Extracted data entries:
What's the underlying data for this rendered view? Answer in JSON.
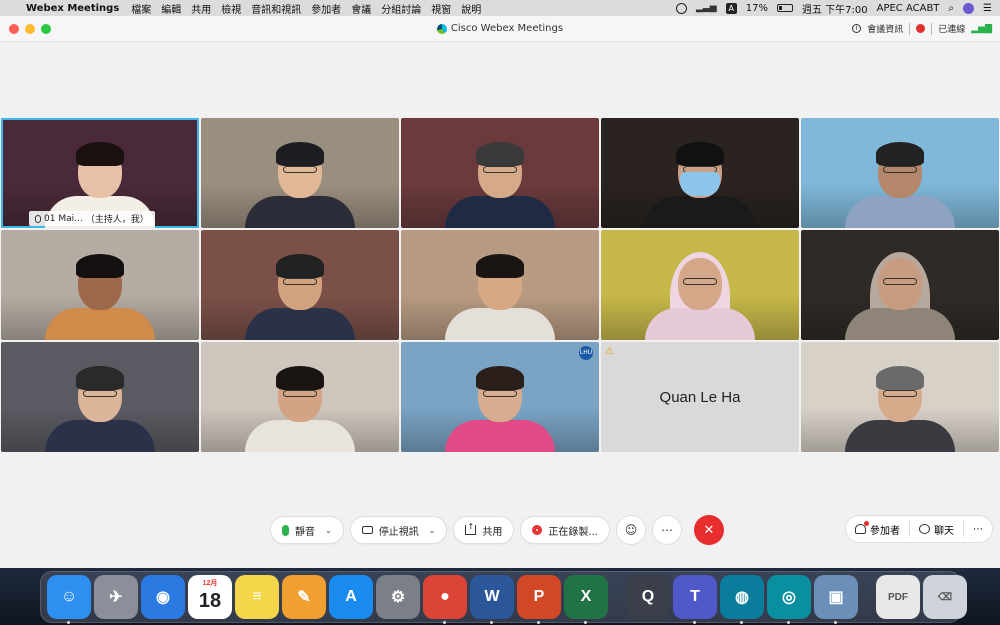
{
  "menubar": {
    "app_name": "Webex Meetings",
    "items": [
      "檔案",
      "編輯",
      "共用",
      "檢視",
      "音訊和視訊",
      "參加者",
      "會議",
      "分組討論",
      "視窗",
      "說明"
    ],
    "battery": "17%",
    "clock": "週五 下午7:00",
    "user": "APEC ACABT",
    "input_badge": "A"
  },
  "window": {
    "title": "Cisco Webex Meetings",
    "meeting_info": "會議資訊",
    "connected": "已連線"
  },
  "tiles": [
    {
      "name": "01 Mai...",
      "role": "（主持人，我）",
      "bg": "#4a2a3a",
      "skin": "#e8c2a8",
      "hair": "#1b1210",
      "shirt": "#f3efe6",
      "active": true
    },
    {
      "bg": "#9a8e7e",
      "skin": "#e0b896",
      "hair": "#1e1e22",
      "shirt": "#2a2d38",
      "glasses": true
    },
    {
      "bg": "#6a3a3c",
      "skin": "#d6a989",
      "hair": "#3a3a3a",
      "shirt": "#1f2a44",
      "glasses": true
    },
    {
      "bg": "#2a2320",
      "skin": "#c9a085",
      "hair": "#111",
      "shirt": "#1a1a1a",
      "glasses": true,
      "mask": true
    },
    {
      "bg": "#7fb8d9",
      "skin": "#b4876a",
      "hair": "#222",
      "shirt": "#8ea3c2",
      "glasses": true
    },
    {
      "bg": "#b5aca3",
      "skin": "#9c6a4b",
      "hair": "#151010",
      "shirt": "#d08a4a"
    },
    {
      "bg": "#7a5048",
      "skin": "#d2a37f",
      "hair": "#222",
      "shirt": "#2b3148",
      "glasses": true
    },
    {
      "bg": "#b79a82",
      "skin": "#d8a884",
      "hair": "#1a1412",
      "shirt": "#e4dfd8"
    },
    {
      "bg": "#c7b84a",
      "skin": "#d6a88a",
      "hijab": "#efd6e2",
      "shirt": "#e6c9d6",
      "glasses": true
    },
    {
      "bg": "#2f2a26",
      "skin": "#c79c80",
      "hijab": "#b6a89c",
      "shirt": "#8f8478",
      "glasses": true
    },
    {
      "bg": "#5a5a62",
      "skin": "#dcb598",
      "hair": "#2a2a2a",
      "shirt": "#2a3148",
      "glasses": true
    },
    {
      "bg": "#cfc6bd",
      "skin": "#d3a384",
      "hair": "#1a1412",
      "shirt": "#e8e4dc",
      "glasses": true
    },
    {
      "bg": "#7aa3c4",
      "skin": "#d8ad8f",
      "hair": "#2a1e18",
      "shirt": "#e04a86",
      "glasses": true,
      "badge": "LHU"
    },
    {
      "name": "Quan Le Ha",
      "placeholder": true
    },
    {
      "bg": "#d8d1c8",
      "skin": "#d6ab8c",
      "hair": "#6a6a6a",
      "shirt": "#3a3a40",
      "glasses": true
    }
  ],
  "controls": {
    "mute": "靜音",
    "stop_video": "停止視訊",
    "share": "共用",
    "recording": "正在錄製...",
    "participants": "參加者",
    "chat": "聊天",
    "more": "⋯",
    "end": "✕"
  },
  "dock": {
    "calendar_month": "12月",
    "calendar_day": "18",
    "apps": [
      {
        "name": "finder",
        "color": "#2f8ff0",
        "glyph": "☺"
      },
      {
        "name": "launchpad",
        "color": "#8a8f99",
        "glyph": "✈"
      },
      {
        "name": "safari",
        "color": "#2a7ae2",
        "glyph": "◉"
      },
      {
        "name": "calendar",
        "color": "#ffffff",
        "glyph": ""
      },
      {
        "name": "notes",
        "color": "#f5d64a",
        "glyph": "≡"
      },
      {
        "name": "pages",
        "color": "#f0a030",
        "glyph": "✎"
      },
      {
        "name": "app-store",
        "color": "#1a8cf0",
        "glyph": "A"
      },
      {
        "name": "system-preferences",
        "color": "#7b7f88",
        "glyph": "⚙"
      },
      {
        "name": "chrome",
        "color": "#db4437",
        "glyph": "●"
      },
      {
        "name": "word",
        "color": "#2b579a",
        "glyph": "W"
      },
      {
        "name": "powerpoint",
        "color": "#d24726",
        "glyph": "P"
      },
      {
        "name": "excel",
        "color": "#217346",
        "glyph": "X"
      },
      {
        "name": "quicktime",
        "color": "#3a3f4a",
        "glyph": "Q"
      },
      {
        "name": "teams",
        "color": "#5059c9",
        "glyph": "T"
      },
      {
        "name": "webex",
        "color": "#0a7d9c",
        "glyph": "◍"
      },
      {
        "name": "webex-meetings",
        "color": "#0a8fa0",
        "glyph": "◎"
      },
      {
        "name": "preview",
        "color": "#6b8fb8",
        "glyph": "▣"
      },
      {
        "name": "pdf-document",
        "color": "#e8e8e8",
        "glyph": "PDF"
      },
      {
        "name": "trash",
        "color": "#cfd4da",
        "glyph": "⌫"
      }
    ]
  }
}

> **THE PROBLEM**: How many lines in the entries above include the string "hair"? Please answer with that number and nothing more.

> **WRITTEN ANSWER**: 12